So...what fiction books with faith elements are on your keeper shelf?
Last year Christian Fiction Blog shared over one hundred titles with you, but read at least three hundred books outside of the books I review for Romantic Times Magazine and for some book awards judging projects I participated in. As we speak I'm in a heavy reviewing period, so when I received today's question I almost cringed. I've been reviewing commercial fiction since 2002 and literary for a decade before that. How in the world am I going to decide on five books that are must haves on my book shelf. It's very simple, and if you're a subscriber of CB you won't be surprised by my answers.
- France Ellen Harper's Iola Leroy. It is the first published Christian novel written by an African American Woman(1892.) It does what few Christian novels do now. Iola Leroy express in both theme and tone the issues that affected early 19th Century American life: Jim Crowism, slavery, women's suffrage, family responsibility, Reconstruction, and faith. Moreover the characters in this story are heavy and weighted in realism. Oftentimes I read newer faith based novels whereby the writer has watered down human reaction to a scene or a natural human response to a dilemma, in order to placate a general Christian audience. What Harper does is tell the world what she sees and feels and leaves the burden of how she will be perceived on the cross that Christ carried for us.
- Toni Morrison's Beloved(1987.) Again this novel's is set during Jim Crow/Reconstruction. What makes it equally poignant, but vastly different from Harper is (1) it was written by an author 100 years later and (2) the issues Morrison addresses were still issues affecting people of faith in America 100 years later. Beloved exposes, brutally and beautifully what happens to a heartbroken soul. Her introduction of black spiritualism, womanism, and Christianity turned this classic horror into a magical fable, a cautionary tale for Christians who lose their faith to unexplained tragedy.

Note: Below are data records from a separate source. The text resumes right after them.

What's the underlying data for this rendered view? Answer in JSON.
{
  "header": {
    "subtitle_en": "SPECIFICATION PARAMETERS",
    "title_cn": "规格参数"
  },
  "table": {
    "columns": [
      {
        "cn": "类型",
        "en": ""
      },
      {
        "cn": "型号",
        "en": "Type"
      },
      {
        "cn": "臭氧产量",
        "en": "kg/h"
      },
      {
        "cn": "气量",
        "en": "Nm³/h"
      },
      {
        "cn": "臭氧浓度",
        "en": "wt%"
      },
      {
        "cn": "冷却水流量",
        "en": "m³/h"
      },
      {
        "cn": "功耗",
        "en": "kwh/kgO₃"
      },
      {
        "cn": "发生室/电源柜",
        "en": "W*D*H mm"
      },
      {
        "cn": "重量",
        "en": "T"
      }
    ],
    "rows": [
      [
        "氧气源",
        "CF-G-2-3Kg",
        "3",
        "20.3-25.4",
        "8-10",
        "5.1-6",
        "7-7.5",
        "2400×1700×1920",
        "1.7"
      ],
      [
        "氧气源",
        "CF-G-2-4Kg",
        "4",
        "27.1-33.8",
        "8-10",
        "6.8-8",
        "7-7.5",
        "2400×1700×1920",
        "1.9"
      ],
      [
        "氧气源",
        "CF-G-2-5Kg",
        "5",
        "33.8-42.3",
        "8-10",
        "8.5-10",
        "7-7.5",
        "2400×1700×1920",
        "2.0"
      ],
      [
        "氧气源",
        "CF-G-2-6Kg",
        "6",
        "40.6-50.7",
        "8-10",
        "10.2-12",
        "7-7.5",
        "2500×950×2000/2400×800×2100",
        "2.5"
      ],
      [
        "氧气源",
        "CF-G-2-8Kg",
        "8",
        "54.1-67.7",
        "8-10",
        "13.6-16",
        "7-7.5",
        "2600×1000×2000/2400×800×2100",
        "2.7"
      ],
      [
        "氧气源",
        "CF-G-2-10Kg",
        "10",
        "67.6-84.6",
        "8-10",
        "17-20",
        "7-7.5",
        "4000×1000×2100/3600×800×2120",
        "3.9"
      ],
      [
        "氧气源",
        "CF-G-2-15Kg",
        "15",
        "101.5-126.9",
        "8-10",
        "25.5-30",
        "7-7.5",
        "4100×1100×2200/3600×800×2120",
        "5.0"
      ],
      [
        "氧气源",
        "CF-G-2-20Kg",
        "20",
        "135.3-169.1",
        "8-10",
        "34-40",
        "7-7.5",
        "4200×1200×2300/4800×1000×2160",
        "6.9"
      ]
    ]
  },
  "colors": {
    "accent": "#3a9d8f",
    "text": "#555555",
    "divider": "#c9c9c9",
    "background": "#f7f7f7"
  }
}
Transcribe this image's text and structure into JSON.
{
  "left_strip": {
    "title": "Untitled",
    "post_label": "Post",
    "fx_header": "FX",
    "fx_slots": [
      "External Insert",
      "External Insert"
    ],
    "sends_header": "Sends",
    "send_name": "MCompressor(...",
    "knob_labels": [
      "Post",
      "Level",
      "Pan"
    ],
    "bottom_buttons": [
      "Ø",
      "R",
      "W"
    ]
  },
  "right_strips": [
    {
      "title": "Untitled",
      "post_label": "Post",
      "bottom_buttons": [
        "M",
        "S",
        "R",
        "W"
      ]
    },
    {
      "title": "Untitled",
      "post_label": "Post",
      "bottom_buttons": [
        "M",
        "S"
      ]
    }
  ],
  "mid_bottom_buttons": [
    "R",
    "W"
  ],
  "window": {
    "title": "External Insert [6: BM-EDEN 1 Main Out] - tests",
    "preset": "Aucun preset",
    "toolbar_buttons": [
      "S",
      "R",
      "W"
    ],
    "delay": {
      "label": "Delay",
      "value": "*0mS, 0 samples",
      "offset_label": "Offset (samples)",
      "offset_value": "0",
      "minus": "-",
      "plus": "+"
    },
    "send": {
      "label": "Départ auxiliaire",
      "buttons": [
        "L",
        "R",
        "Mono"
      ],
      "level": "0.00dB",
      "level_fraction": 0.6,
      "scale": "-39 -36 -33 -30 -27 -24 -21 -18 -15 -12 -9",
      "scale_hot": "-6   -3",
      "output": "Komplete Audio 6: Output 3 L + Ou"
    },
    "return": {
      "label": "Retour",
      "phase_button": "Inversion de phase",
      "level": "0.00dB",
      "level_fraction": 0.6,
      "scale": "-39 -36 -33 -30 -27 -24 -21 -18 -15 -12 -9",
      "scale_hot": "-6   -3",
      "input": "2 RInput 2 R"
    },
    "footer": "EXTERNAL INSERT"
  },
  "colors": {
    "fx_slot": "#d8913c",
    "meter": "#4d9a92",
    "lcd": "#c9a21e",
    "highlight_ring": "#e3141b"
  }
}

- Marilyn Robinson's Gilead (2004.) Because I read so many commercial fiction stories it is always a thrill to read a book that makes you slow down and drink in every page. Reading Gilead felt like engaging in prayer. This fictional memoir of a 76 year old pastor in Gilead, Ohio is more than just a summation of letters to his young son for us to peak at as voyeurs, but it's a Reading Selah. This novel makes you read, then stop, breathe, praise, and read some more. There's something Gifted about it.
- Tolkiens, The Lord of the Rings (1937.) I fell in love with this series when I was a child. I was introduced to Tolkien after reading The Hobbit, then The Lord of the Rings took my imagination away with me. This story is the story of the power of the human condition, what makes us glorius and tragic and oh so beautiful to God at the same time. I never grow tired of this book or watching the cinematic versions of the trilogies. And yes I possess the power of the ring. lol.
- Claudy Burney's Zora & Nicky(2008.) This modernized/christianized version of Romeo & Juliette is one of my best finds last year(sidebar note: do you want to know my top picks of 2008? is it too late?) Burney's prose is reminscent to Ron Hansen(the Assassination of Jesse James,) Terry McMillan(Disappearing Acts,) and Gayle Jones(Eva's Man.) There is a sass in her female characters that makes me root for whatever cause--be it wrong or right. What I love the most about this novel is how Burney took the first kiss scene and paralleled it to Song of Solomon and teen angst at the same time. That scene had a perfect balance of what contemporary fiction should feel like and what christian fiction is on the verge of becoming.